Earl Thollander and San Jose
Since the 240th Birthday of San Jose as the First Civil Settlement is happening on November 29, we thought it was fitting to honor Earl Thollander.
Earl Thollander was an internationally known artist. In 1977, he was commissioned to illustrate a commemorative stamp to celebrate the City of San José’s Bicentennial. The design was so popular that United States Postal Service sold around 70,000 stamps on the first day.
Originally from Kingsburg, California, a small city just south of Fresno, Thollander moved to San Francisco along with his family where he was educated through the public school system. He continued on in 1939 to study art at the city college. In 1944, Thollander earned a Bachelor of Arts degree from the University of California.

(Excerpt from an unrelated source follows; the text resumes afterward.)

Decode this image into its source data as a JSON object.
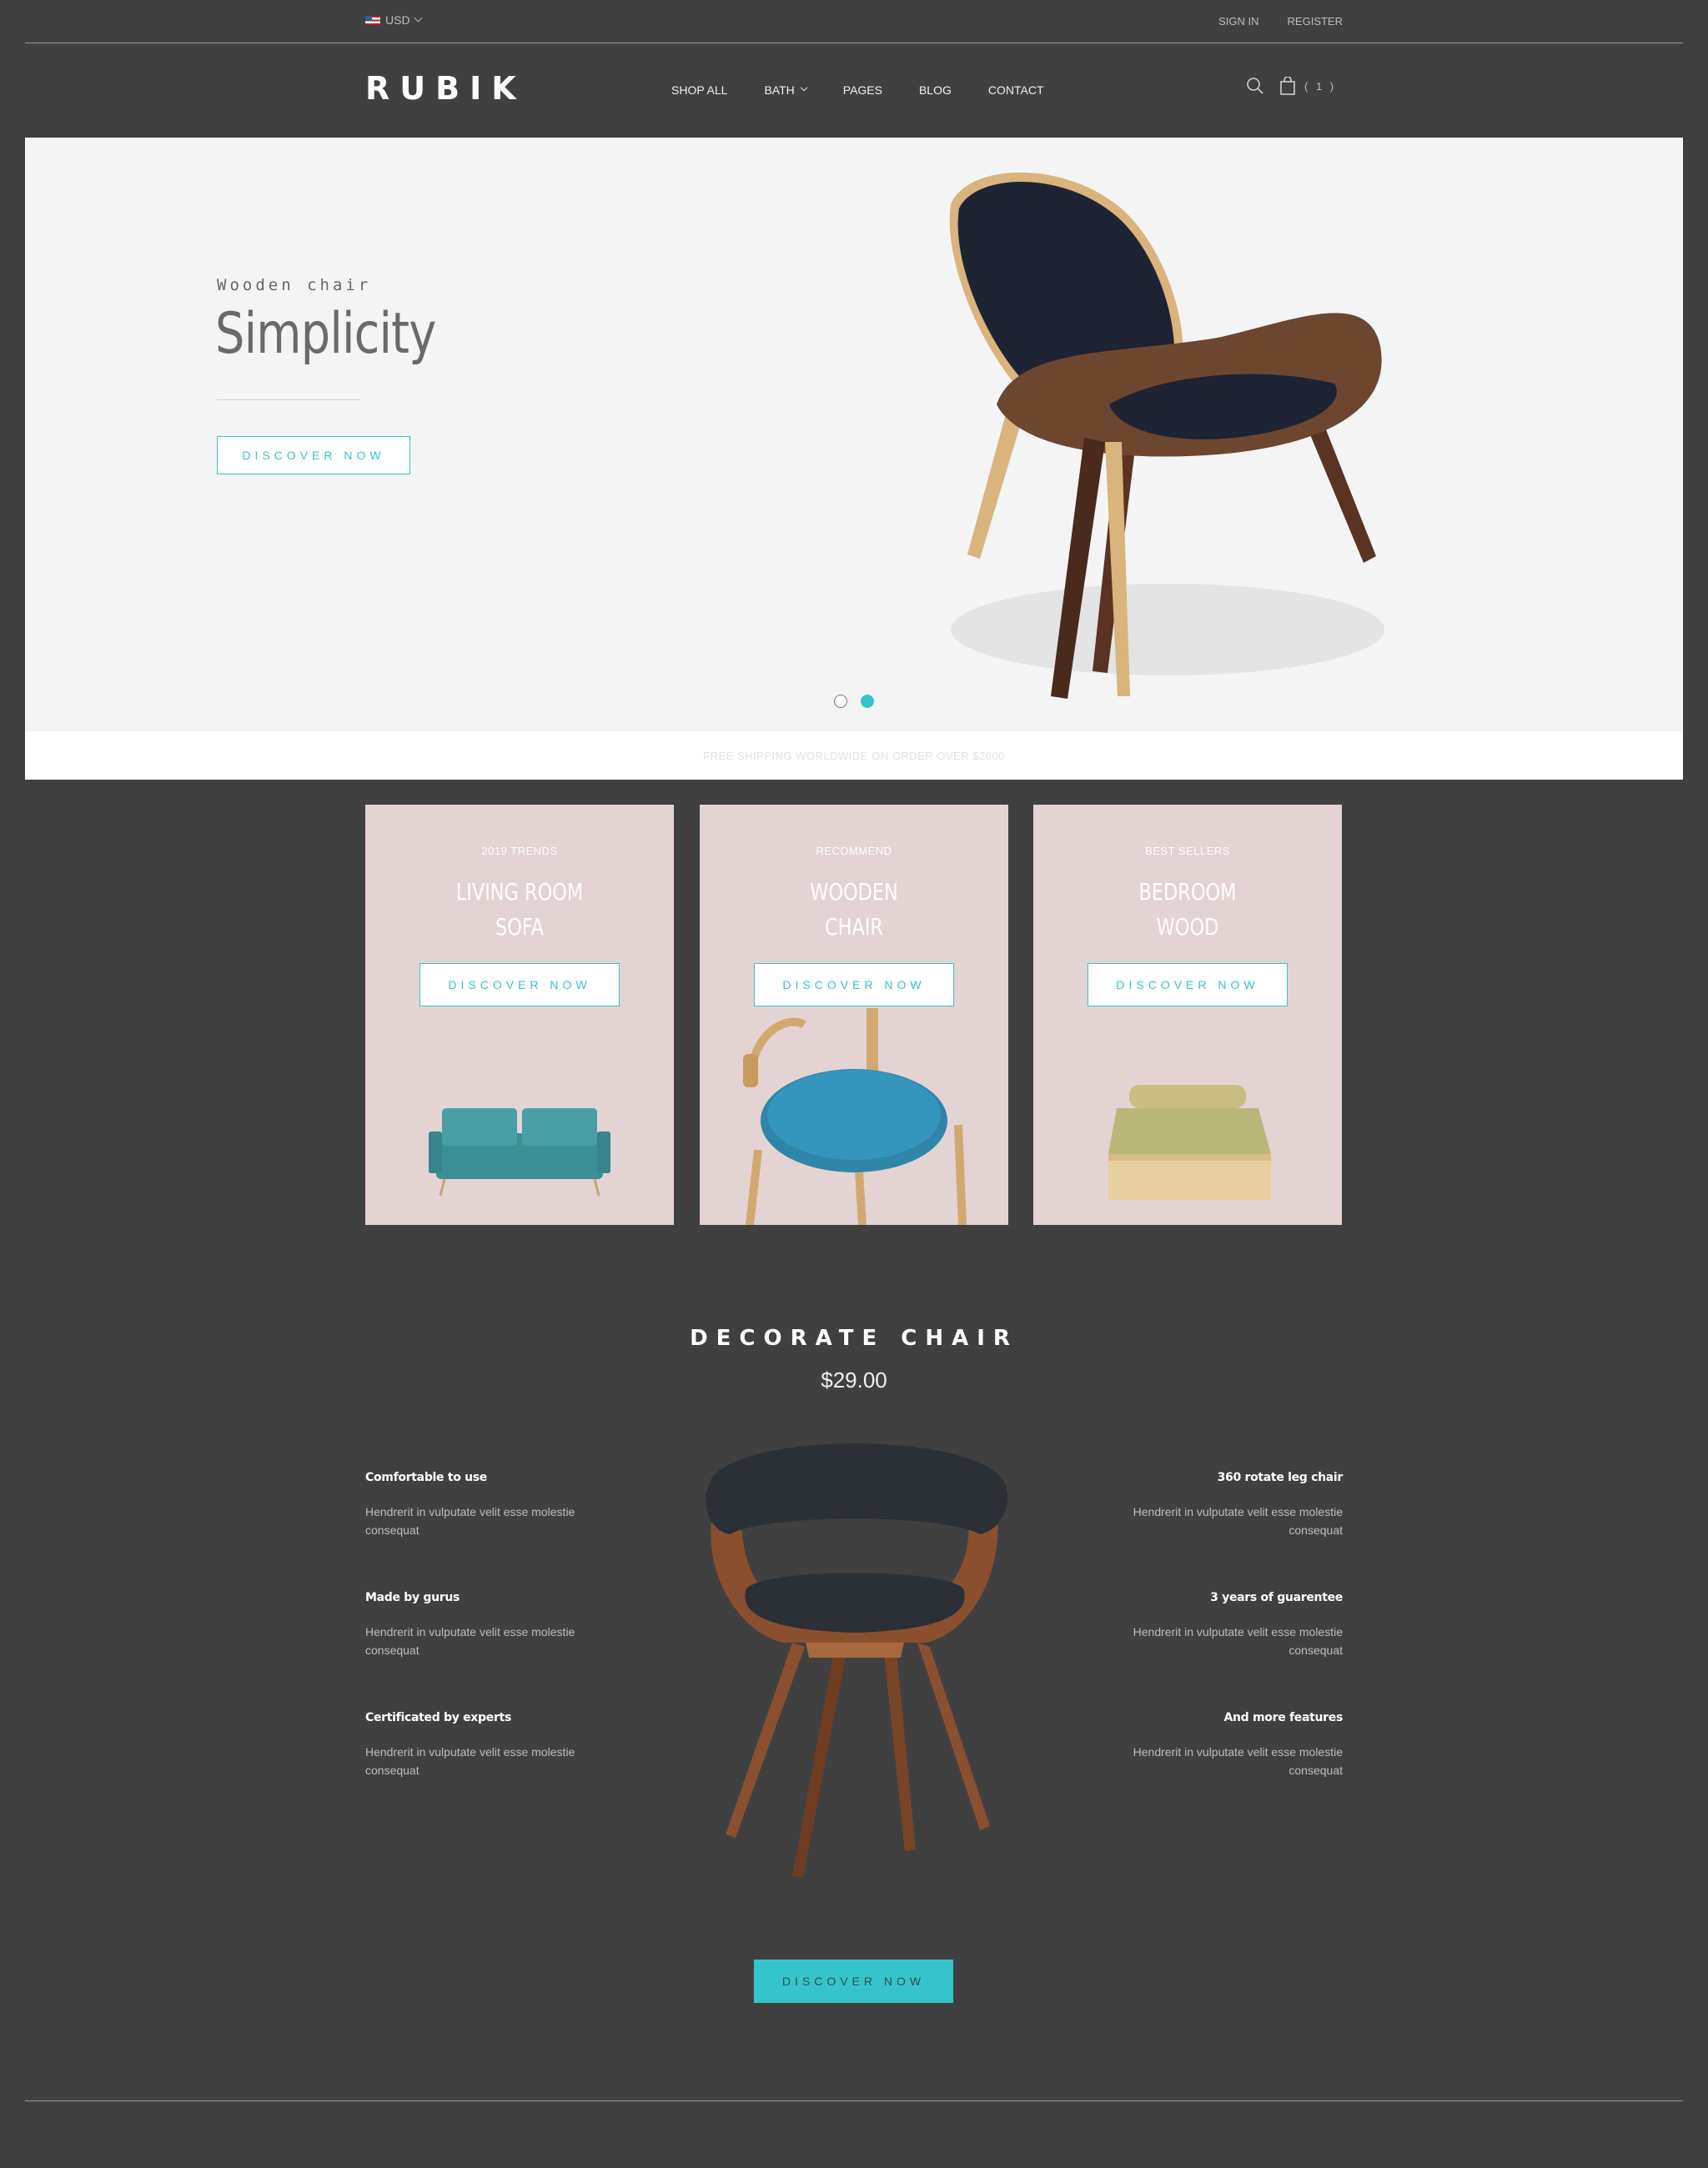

After graduating, Thollander served two years as a naval officer during World War II. During this time, he began to sketch and paint the places that he visited. This compelled Thollander to take classes at The Art Institute, The Academy of Art, and The Art League of California. In 1949, Thollander started his career as an illustrator by continuing his travel and sketching. Many of his drawings were used as research for book illustrations and painting.
Thollander, the Illustrator
Thollander published at least 10 books full of his sketches from his travels. He was best known for the Back Roads series, with Back Roads of California being first published in 1970. The series continued on to Arizona, New England, Texas, North Carolina and South Carolina. For years, Thollander traveled around in his Chevy pickup truck and sketched the countryside.
The following scanned images are from some of his works, available for viewing at San José Public Library's California Room. We love visitors!
Backroads of California
San Francisco Illustrations
Thollander also illustrated many other types of works of all forms, including children’s books, cookbooks, and history books.
After returning from travels in Indonesia and China, Thollander began to feel ill. On August 8, 2001, he passed away due to complications from multiple myeloma (a form of cancer).
Learn more about Earl Thollander and about sketching: